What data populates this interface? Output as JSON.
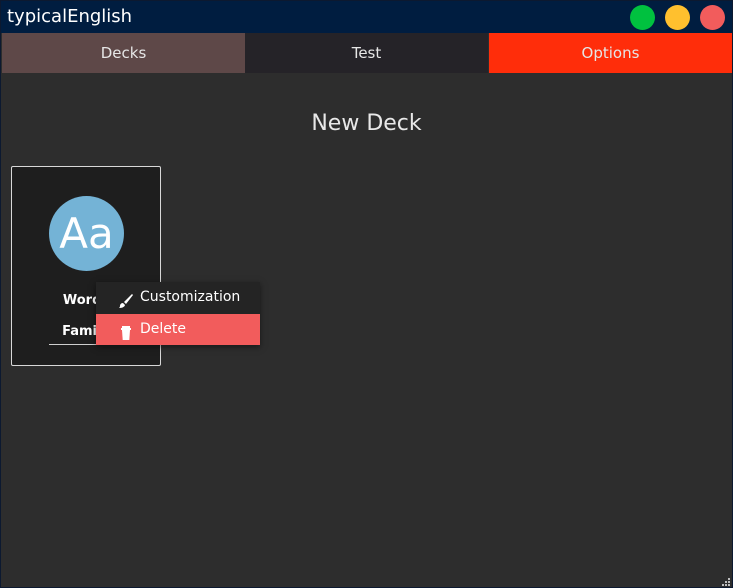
{
  "window": {
    "title": "typicalEnglish",
    "controls": {
      "maximize_color": "#00c13f",
      "minimize_color": "#ffc02e",
      "close_color": "#f25c5c"
    }
  },
  "tabs": [
    {
      "label": "Decks",
      "color": "#5e4848"
    },
    {
      "label": "Test",
      "color": "#252328"
    },
    {
      "label": "Options",
      "color": "#ff2d0a"
    }
  ],
  "main": {
    "heading": "New Deck"
  },
  "deck": {
    "avatar_text": "Aa",
    "name": "Words",
    "category": "Family"
  },
  "context_menu": {
    "items": [
      {
        "label": "Customization",
        "icon": "brush-icon"
      },
      {
        "label": "Delete",
        "icon": "trash-icon",
        "highlight_color": "#f25c5c"
      }
    ]
  }
}
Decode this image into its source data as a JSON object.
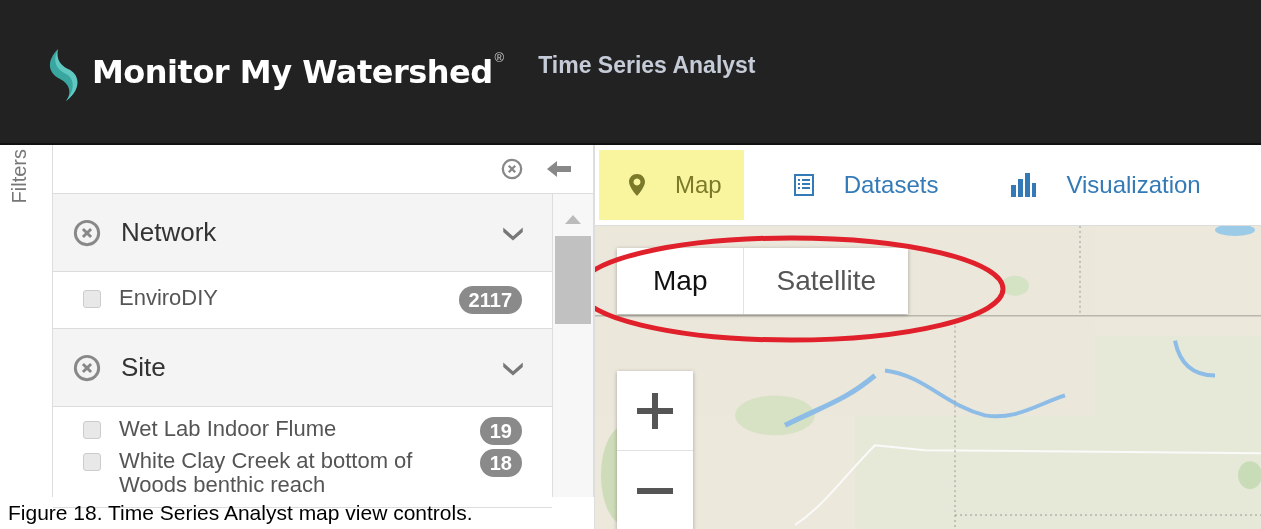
{
  "header": {
    "logo_text": "Monitor My Watershed",
    "registered_mark": "®",
    "app_title": "Time Series Analyst"
  },
  "filters_label": "Filters",
  "filter_groups": [
    {
      "title": "Network",
      "expanded": true,
      "items": [
        {
          "label": "EnviroDIY",
          "count": "2117",
          "checked": false
        }
      ]
    },
    {
      "title": "Site",
      "expanded": true,
      "items": [
        {
          "label": "Wet Lab Indoor Flume",
          "count": "19",
          "checked": false
        },
        {
          "label": "White Clay Creek at bottom of Woods benthic reach",
          "count": "18",
          "checked": false
        }
      ]
    }
  ],
  "tabs": [
    {
      "label": "Map",
      "kind": "pin",
      "selected": true
    },
    {
      "label": "Datasets",
      "kind": "list",
      "selected": false
    },
    {
      "label": "Visualization",
      "kind": "bars",
      "selected": false
    }
  ],
  "map_type": [
    {
      "label": "Map",
      "selected": true
    },
    {
      "label": "Satellite",
      "selected": false
    }
  ],
  "caption": "Figure 18. Time Series Analyst map view controls."
}
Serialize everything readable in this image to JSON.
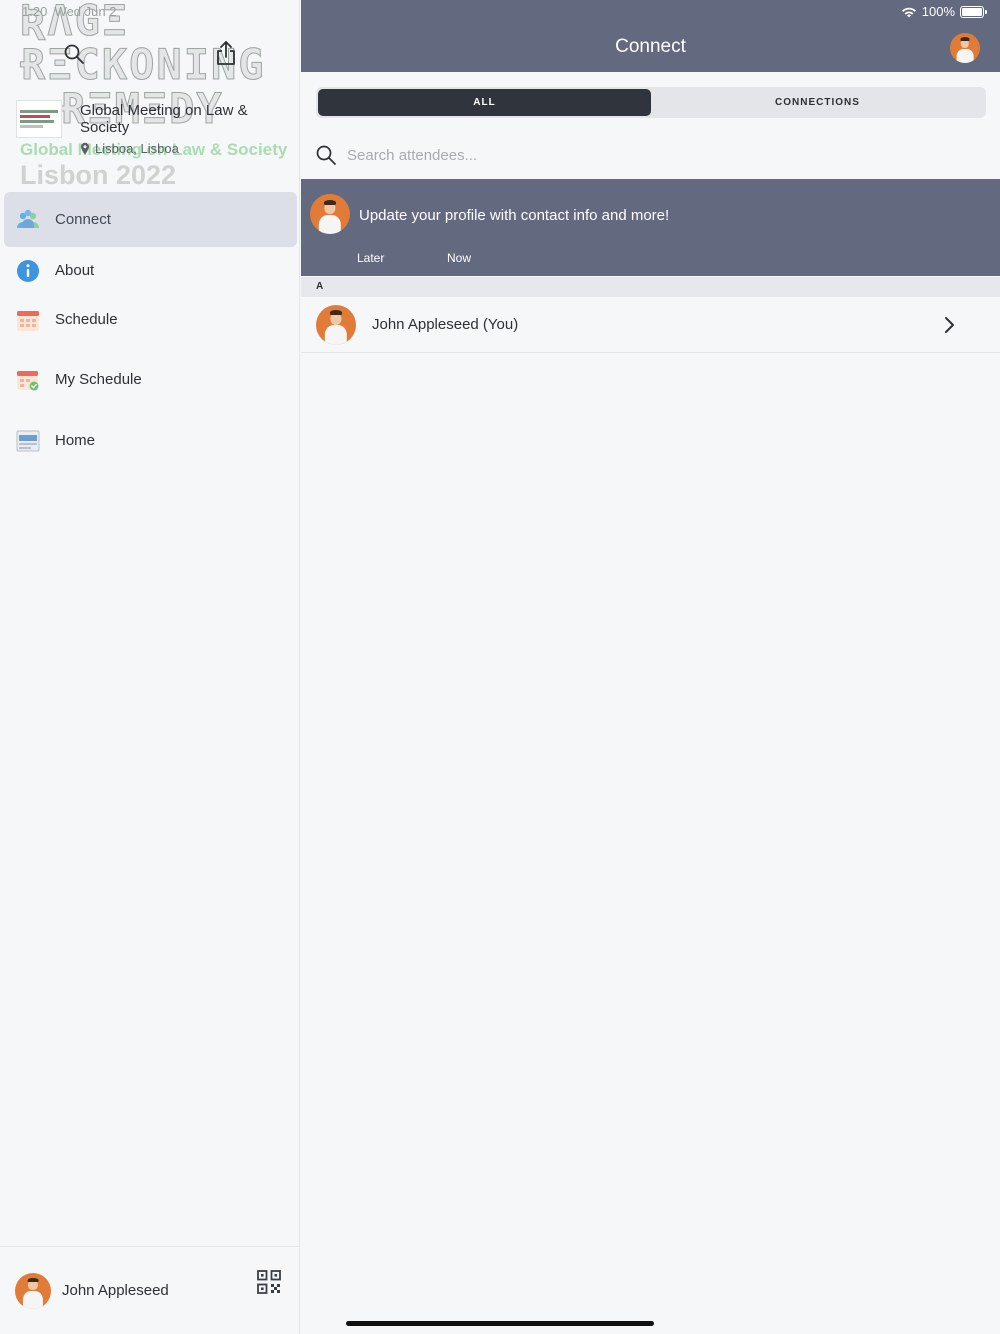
{
  "status_bar": {
    "time": "1:20",
    "date": "Wed Jun 2",
    "battery": "100%",
    "battery_level": 1.0
  },
  "sidebar": {
    "banner_green_text": "Global Meeting on Law & Society",
    "banner_lisbon_text": "Lisbon 2022",
    "event_title": "Global Meeting on Law & Society",
    "event_location": "Lisboa, Lisboa",
    "items": [
      {
        "label": "Connect",
        "icon": "people-icon",
        "active": true
      },
      {
        "label": "About",
        "icon": "info-icon",
        "active": false
      },
      {
        "label": "Schedule",
        "icon": "calendar-icon",
        "active": false
      },
      {
        "label": "My Schedule",
        "icon": "calendar-check-icon",
        "active": false
      },
      {
        "label": "Home",
        "icon": "home-page-icon",
        "active": false
      }
    ],
    "footer": {
      "user_name": "John Appleseed"
    }
  },
  "header": {
    "title": "Connect"
  },
  "segmented": {
    "options": [
      "ALL",
      "CONNECTIONS"
    ],
    "selected": "ALL"
  },
  "search": {
    "placeholder": "Search attendees...",
    "value": ""
  },
  "profile_prompt": {
    "message": "Update your profile with contact info and more!",
    "later_label": "Later",
    "now_label": "Now"
  },
  "attendees": {
    "sections": [
      {
        "letter": "A",
        "rows": [
          {
            "name": "John Appleseed (You)"
          }
        ]
      }
    ]
  },
  "colors": {
    "nav_bar": "#636a7f",
    "active_nav_bg": "#dcdfe8",
    "segment_active": "#30353d",
    "avatar_bg": "#e07c38"
  }
}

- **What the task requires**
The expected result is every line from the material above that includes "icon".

- **Answer for this exercise**
        "icon": "brush-icon"
        "icon": "trash-icon",
        "icon": "people-icon",
        "icon": "info-icon",
        "icon": "calendar-icon",
        "icon": "calendar-check-icon",
        "icon": "home-page-icon",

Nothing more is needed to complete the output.